Meanwhile, in the commercial world of drones and UTM, stakeholders such as the GSMA, Qualcomm and Ericsson have proposed the use of 5G technology as the platform for future air traffic control. While 5G-NR(5G New Radio) is the most advanced wireless technology ever conceived, I’m personally skeptical that 5G networks built for terrestrial mobile applications will address the needs for UTM, for a variety of reasons:

· mm-wave frequencies, to be used for initial 5G deployments, will not allow long-distance communications in rain conditions, around building, or through trees.

· 5G base stations will be positioned for optimal coverage of foot traffic in major cities, not for airborne traffic.

· Terrestrial antennas are designed for “downtilt” to provide gain to mobile devices, while aviation applications will require “uptilt.”

· Aviation applications cannot afford the loss of messages that may occur during mobile traffic overload conditions.

· Terrestrial 5G networks will not accommodate the degree of Doppler shift that occurs with high-velocity aircraft; and

· Mobile spectrum licenses specifically prohibit ground-to-air applications.

The best and only solution, I believe, will be a dedicated 5G aviation network, addressing the needs of both UTM and NextGen, and operating on frequencies with adequate propagation characteristics.

At my prior company, Mimosa Networks, we were huge advocates for sharing the old satellite C-band, extending from 3.7 to 4.2GHz, for fixed terrestrial networks, and I’ve posted several articleson this topic over the years. As we noted then, not all spectrum is created equal, and this “mid-band” spectrum provides an excellent trade-off between large bandwidth and good propagation characteristics. This is especially critical for UTM applications.
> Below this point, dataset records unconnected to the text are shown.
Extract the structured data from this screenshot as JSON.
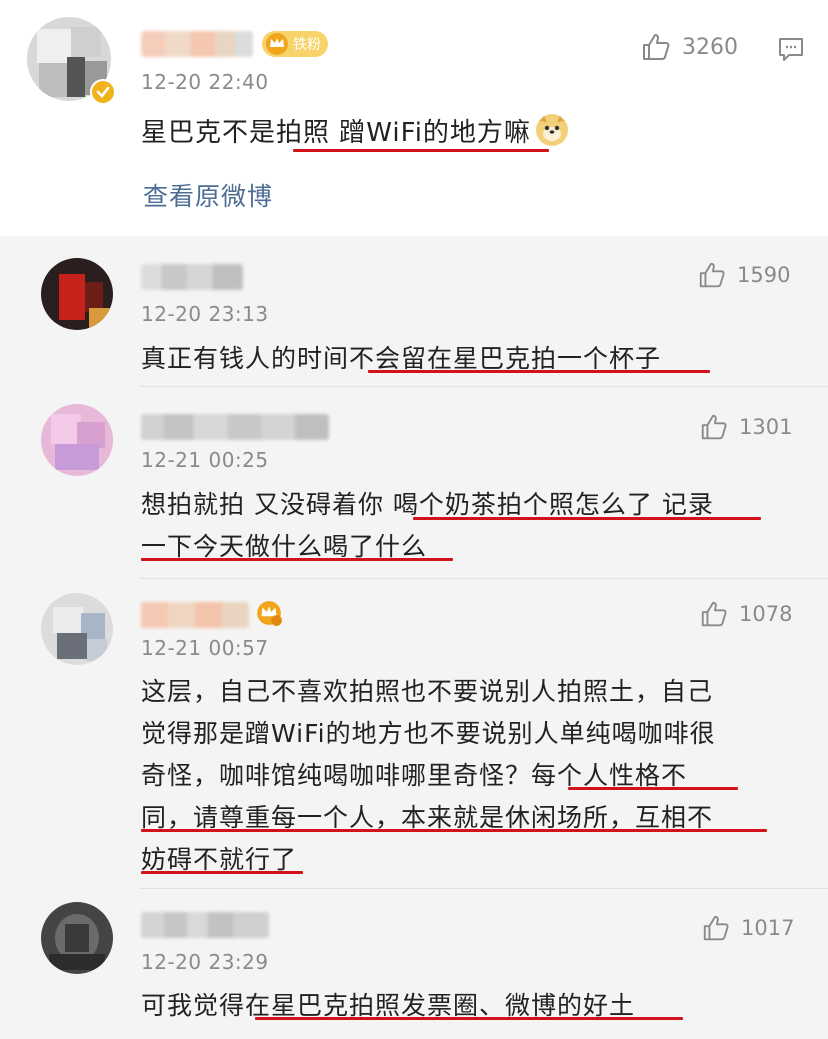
{
  "main_comment": {
    "time": "12-20 22:40",
    "likes": "3260",
    "text": "星巴克不是拍照 蹭WiFi的地方嘛",
    "badge": "铁粉",
    "view_original": "查看原微博"
  },
  "replies": [
    {
      "time": "12-20 23:13",
      "likes": "1590",
      "lines": [
        "真正有钱人的时间不会留在星巴克拍一个杯子"
      ]
    },
    {
      "time": "12-21 00:25",
      "likes": "1301",
      "lines": [
        "想拍就拍 又没碍着你 喝个奶茶拍个照怎么了 记录",
        "一下今天做什么喝了什么"
      ]
    },
    {
      "time": "12-21 00:57",
      "likes": "1078",
      "lines": [
        "这层，自己不喜欢拍照也不要说别人拍照土，自己",
        "觉得那是蹭WiFi的地方也不要说别人单纯喝咖啡很",
        "奇怪，咖啡馆纯喝咖啡哪里奇怪？每个人性格不",
        "同，请尊重每一个人，本来就是休闲场所，互相不",
        "妨碍不就行了"
      ]
    },
    {
      "time": "12-20 23:29",
      "likes": "1017",
      "lines": [
        "可我觉得在星巴克拍照发票圈、微博的好土"
      ]
    }
  ],
  "colors": {
    "underline": "#d3131c",
    "link": "#4e6d93",
    "meta": "#8a8a8a"
  },
  "icons": {
    "like": "thumbs-up-icon",
    "comment": "comment-icon",
    "emoji": "doge-emoji-icon",
    "verified": "verified-icon",
    "crown": "crown-badge-icon"
  }
}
Within the next decade, there may be a thousand or more unmanned and manned aircraft within range of a single 5G cell, each consuming an average of 100kbps of bandwidth. Building an aviation network with 500Mbps+ capacity per cell, with clear reception at distances of 10 miles in heavy rain conditions, creates a platform that will scale for decades to come, addressing the full range of UTM and NextGen needs.

Unfortunately for others who want access to the band, the major mobile operators recognize the value of this mid-band spectrum, and absent any changes, the current likely outcome will result in half of the 500MHz being “recovered” from the satellite operators and sold to the highest bidders at auction, for exclusive use, potentially raising at least $10B for the US Treasury. This would be considered another win for the FCC, though arguably a loss for consumers, who ultimately foot the bill when carriers spend billions on exclusively-licensed mobile spectrum, and certainly a loss for the future viability of UTM.

Given that the timing of the FCC mid-band spectrum initiative coincides with the FAA’s need to build a new network for air traffic control, one that will accommodate the full scope of UTM and NextGen requirements, I make this appeal to my friends at the FCC:

When recovering 250MHz of the C-band, why not set aside 50MHz for a future 5G aviation network?

Given the spectral efficiency of 5G-NR, the loss of 50MHz will not significantly harm the mobile operators, nor have much impact on the auction outcome; yet the failure to set aside this critical spectrum for UTM could irreversibly hamper the growth of UAM for the foreseeable future.

As the worldwide leaders in both spectrum policy and aviation policy, allocating dedicated spectrum for a government-funded 5G network in the United States sets the precedent for all other countries to follow suit. A dialogue among the FAA, NASA and the FCC is of course critically important for the future of UTM, as current decisions about the C-band will irreversibly limit solutions for future air traffic control. And while worldwide adoption would require formal action at the ITU WRC, the push to develop the next-gen transportation network is clearly an initiative that all developed countries can rally around. The next scheduled WRC will be in the fall of 2019, and then again in 2023 — a short four years to achieve broader consensus around the appropriate standards and spectrum requirements to secure the future of UTM.